How self-confessed gamer geek and fast-food addict from Hong Kong became world-class athlete with Street Workout
Hong Kong champion Nicholas Wong puts Post reporter Rachel Blundy through her paces in Causeway Bay’s Victoria Park
When you first meet Nicholas Wong, a small and softly spoken Hongkonger with a cheeky smile, he doesn’t seem likely to be a world-class athlete.
But this summer, the 23-year-old from Wong Tai Sin ranked 11th in the World Street Workout Freestyle Championships in Moscow, Russia. He is also the three times Hong Kong street workout champion.
His achievements are all the more impressive given Wong, formerly a self-confessed video games geek and an ongoing fast-food addict, only took up the sport in 2012.
His signature move is the human flag, whereby the athlete holds his body at a right angle to a vertical pole.
Speaking to the Post, he said the sport had liberated him after living his teenage years largely as a hermit.
“This sport is very creative and there’s no limit,” he said. “I have no need to go to a gym; if sometimes I’m feeling lazy then I can just do it at home. Before I did street workout, I was just playing computer games at home and I did hardly any workouts.”
Wong and the Street Workout team agreed to put me through my paces on the bars in Causeway Bay’s Victoria Park. As a runner, I consider myself relatively fit, but my upper body strength is poor.
As I tried out beginner street workout exercises, it was the searing pain in my hands and the bars’ slipperiness which made it difficult to master even the basics. After just a few short routines, I was wimpishly massaging my palms as they started to develop small but raw calluses.
My teachers were nothing but encouraging, but I would guess I’m a little way off becoming the next world champion.
The concept of “street workouts” evolved from callisthenics, essentially body-weight training exercises which generally avoid the use of equipment or apparatus. At the beginning of the 20th century, the exercises appeared closer to what we might consider traditional gymnastics, but since the turn of the 21st century, they have incorporated a progressively more urban edge through the street workout movement.

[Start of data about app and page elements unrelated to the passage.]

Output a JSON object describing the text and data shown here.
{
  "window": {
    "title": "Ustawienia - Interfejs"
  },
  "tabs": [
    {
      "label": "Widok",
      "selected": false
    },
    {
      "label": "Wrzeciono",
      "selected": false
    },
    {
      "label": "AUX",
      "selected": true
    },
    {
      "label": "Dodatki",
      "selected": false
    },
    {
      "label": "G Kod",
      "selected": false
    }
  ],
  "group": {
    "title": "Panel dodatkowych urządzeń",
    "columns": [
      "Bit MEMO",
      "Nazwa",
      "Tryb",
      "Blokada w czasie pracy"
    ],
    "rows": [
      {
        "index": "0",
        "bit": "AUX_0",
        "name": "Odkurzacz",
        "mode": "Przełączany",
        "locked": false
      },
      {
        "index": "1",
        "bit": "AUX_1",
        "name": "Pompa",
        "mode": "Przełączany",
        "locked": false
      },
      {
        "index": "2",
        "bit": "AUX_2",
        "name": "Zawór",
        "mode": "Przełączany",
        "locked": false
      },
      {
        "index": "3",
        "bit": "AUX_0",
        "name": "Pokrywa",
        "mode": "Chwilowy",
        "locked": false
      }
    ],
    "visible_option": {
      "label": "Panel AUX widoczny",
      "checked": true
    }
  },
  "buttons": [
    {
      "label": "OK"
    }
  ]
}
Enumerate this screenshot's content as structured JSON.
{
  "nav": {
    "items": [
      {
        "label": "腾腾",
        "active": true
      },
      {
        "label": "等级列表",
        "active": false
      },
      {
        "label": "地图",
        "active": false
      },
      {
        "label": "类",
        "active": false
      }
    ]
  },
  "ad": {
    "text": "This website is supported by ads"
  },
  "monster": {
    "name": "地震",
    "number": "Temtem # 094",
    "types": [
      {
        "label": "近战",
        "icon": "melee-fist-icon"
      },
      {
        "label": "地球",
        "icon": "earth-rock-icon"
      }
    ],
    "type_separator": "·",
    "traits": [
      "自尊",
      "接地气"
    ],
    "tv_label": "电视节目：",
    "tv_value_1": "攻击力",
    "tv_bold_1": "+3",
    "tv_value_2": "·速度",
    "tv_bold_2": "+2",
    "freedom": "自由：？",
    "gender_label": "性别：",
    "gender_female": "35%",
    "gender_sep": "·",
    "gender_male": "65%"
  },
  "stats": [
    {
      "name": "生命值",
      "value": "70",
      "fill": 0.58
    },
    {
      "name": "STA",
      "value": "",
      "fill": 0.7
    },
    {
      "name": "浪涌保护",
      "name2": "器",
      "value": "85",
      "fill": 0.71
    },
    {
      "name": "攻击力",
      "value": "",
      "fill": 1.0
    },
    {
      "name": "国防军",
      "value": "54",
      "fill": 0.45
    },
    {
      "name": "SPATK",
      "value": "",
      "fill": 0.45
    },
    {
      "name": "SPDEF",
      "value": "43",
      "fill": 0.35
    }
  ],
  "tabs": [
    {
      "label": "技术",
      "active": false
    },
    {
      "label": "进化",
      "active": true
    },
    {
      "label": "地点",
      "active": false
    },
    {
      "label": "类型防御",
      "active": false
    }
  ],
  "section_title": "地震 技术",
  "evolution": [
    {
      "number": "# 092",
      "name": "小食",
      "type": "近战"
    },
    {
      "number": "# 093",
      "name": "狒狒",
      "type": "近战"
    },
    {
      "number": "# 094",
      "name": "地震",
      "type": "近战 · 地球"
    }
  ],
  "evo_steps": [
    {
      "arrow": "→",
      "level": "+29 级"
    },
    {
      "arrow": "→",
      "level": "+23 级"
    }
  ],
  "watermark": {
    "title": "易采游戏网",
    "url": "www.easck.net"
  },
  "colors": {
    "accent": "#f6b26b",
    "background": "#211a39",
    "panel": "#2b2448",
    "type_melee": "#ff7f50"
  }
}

In 2011, the World Street Workout Freestyle Championships were launched and have since traditionally been dominated by European competitors. This year’s winner was Latvian teenager Daniels Laizans, a former world champion and three times national champion.
Like many of his contemporaries, Laizans has said he would like to see Street Workout become an Olympic sport.
For competitions, street workout participants must coordinate a mix of static and dynamic moves into a three-minute routine set to music.
In Hong Kong, fitness coaches Kevin Lee and Czon Wong founded Street Workout Hong Kong in 2014. Although it operates as a private company, they said they invest a considerable proportion of any profits they make back into developing young talent.
Czon Wong said many of the city’s street workout talent hailed from the city’s public housing estates, and some lack an overall career direction. She said the sport gives participants a new sense of self-discipline which often, as in champion Nicholas’ case, encourages them to go back into education and perhaps even leads to better employment opportunities.
“I like [street workout] because it encourages people to do exercise no matter what your age; your gender; whether you have money or not,” she said. “There are no limitations at all. Although our athletes are mostly aged 15 to 25, and they are very dedicated; training for three hours per day. Most of them are from underprivileged families – perhaps they are not studying very well. But we want to show them that studying is not everything. You can be successful in all kinds of things.”
She added the international street workout competitions provided important bonding sessions for the athletes.
“It gives them the chance to discuss their moves and become friends”, she said.
Lee said the advent of social media had significantly boosted the street workout movement, allowing participants to more easily share videos of their impressive routines.
“It is really the internet which increased the visibility of street workout,” he said.
While Hong Kong has not yet produced an international Street Workout champion, Lee said his group was developing amateurs into world-class athletes.
“We try to help people if they want to listen – it’s all about having an open mind,” he said. “Apart from being a fitness regime, this is also a social movement. This sport gives [participants] a chance to travel and pursue their dreams.”